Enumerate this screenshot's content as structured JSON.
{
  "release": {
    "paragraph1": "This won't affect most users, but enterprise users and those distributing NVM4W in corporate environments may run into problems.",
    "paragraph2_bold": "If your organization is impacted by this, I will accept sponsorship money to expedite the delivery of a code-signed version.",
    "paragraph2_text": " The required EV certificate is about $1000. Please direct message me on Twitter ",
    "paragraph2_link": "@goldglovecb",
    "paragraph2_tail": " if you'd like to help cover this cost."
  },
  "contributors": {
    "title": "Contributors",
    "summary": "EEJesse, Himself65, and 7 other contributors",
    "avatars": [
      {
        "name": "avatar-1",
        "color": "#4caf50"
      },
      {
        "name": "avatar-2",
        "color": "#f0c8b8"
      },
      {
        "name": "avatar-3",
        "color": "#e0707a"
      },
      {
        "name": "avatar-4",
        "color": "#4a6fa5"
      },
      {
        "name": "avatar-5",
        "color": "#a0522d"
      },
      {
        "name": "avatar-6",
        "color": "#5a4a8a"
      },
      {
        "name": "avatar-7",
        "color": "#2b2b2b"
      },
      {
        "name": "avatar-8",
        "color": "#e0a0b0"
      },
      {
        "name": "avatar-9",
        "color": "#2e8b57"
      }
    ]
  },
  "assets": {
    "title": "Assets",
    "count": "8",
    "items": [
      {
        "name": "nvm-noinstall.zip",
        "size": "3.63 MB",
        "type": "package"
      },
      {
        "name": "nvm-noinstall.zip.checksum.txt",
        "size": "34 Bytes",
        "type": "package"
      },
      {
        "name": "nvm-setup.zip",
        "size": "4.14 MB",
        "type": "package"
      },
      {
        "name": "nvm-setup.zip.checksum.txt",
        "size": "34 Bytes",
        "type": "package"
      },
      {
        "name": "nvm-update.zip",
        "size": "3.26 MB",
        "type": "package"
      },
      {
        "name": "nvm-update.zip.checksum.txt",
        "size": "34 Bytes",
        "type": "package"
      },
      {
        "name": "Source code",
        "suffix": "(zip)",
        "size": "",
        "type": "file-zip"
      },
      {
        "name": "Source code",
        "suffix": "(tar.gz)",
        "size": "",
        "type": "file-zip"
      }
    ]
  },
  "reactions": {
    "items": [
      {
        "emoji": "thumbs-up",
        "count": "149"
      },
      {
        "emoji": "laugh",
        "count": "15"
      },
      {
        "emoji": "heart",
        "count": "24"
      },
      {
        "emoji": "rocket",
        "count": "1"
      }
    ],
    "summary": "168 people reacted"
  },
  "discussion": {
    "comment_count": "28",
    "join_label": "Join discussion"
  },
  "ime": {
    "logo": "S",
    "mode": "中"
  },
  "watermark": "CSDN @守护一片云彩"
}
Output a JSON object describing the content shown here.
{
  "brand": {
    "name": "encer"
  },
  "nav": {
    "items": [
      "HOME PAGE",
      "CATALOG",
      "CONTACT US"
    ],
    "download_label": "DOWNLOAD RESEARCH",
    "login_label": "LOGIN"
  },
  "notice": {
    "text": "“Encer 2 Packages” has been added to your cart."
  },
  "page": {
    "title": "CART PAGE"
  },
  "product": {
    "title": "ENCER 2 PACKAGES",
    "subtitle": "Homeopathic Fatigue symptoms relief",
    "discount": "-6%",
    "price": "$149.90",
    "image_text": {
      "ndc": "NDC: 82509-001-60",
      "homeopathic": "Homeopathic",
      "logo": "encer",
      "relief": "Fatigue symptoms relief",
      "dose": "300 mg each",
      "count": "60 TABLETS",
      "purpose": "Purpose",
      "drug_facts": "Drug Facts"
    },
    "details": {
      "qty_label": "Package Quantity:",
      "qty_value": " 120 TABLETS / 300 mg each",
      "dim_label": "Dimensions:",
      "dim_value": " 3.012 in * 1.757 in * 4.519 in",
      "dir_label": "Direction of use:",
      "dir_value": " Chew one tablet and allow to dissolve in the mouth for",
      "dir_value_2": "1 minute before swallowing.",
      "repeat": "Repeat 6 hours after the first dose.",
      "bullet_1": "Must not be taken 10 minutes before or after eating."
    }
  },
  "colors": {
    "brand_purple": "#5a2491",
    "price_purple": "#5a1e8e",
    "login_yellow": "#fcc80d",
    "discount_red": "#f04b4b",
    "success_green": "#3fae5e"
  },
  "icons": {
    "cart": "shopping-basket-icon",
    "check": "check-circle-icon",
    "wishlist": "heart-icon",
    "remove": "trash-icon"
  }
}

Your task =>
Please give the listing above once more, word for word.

Your solution =>
Enumerate this screenshot's content as structured JSON.
{
  "release": {
    "paragraph1": "This won't affect most users, but enterprise users and those distributing NVM4W in corporate environments may run into problems.",
    "paragraph2_bold": "If your organization is impacted by this, I will accept sponsorship money to expedite the delivery of a code-signed version.",
    "paragraph2_text": " The required EV certificate is about $1000. Please direct message me on Twitter ",
    "paragraph2_link": "@goldglovecb",
    "paragraph2_tail": " if you'd like to help cover this cost."
  },
  "contributors": {
    "title": "Contributors",
    "summary": "EEJesse, Himself65, and 7 other contributors",
    "avatars": [
      {
        "name": "avatar-1",
        "color": "#4caf50"
      },
      {
        "name": "avatar-2",
        "color": "#f0c8b8"
      },
      {
        "name": "avatar-3",
        "color": "#e0707a"
      },
      {
        "name": "avatar-4",
        "color": "#4a6fa5"
      },
      {
        "name": "avatar-5",
        "color": "#a0522d"
      },
      {
        "name": "avatar-6",
        "color": "#5a4a8a"
      },
      {
        "name": "avatar-7",
        "color": "#2b2b2b"
      },
      {
        "name": "avatar-8",
        "color": "#e0a0b0"
      },
      {
        "name": "avatar-9",
        "color": "#2e8b57"
      }
    ]
  },
  "assets": {
    "title": "Assets",
    "count": "8",
    "items": [
      {
        "name": "nvm-noinstall.zip",
        "size": "3.63 MB",
        "type": "package"
      },
      {
        "name": "nvm-noinstall.zip.checksum.txt",
        "size": "34 Bytes",
        "type": "package"
      },
      {
        "name": "nvm-setup.zip",
        "size": "4.14 MB",
        "type": "package"
      },
      {
        "name": "nvm-setup.zip.checksum.txt",
        "size": "34 Bytes",
        "type": "package"
      },
      {
        "name": "nvm-update.zip",
        "size": "3.26 MB",
        "type": "package"
      },
      {
        "name": "nvm-update.zip.checksum.txt",
        "size": "34 Bytes",
        "type": "package"
      },
      {
        "name": "Source code",
        "suffix": "(zip)",
        "size": "",
        "type": "file-zip"
      },
      {
        "name": "Source code",
        "suffix": "(tar.gz)",
        "size": "",
        "type": "file-zip"
      }
    ]
  },
  "reactions": {
    "items": [
      {
        "emoji": "thumbs-up",
        "count": "149"
      },
      {
        "emoji": "laugh",
        "count": "15"
      },
      {
        "emoji": "heart",
        "count": "24"
      },
      {
        "emoji": "rocket",
        "count": "1"
      }
    ],
    "summary": "168 people reacted"
  },
  "discussion": {
    "comment_count": "28",
    "join_label": "Join discussion"
  },
  "ime": {
    "logo": "S",
    "mode": "中"
  },
  "watermark": "CSDN @守护一片云彩"
}
Output a JSON object describing the content shown here.
{
  "brand": {
    "name": "encer"
  },
  "nav": {
    "items": [
      "HOME PAGE",
      "CATALOG",
      "CONTACT US"
    ],
    "download_label": "DOWNLOAD RESEARCH",
    "login_label": "LOGIN"
  },
  "notice": {
    "text": "“Encer 2 Packages” has been added to your cart."
  },
  "page": {
    "title": "CART PAGE"
  },
  "product": {
    "title": "ENCER 2 PACKAGES",
    "subtitle": "Homeopathic Fatigue symptoms relief",
    "discount": "-6%",
    "price": "$149.90",
    "image_text": {
      "ndc": "NDC: 82509-001-60",
      "homeopathic": "Homeopathic",
      "logo": "encer",
      "relief": "Fatigue symptoms relief",
      "dose": "300 mg each",
      "count": "60 TABLETS",
      "purpose": "Purpose",
      "drug_facts": "Drug Facts"
    },
    "details": {
      "qty_label": "Package Quantity:",
      "qty_value": " 120 TABLETS / 300 mg each",
      "dim_label": "Dimensions:",
      "dim_value": " 3.012 in * 1.757 in * 4.519 in",
      "dir_label": "Direction of use:",
      "dir_value": " Chew one tablet and allow to dissolve in the mouth for",
      "dir_value_2": "1 minute before swallowing.",
      "repeat": "Repeat 6 hours after the first dose.",
      "bullet_1": "Must not be taken 10 minutes before or after eating."
    }
  },
  "colors": {
    "brand_purple": "#5a2491",
    "price_purple": "#5a1e8e",
    "login_yellow": "#fcc80d",
    "discount_red": "#f04b4b",
    "success_green": "#3fae5e"
  },
  "icons": {
    "cart": "shopping-basket-icon",
    "check": "check-circle-icon",
    "wishlist": "heart-icon",
    "remove": "trash-icon"
  }
}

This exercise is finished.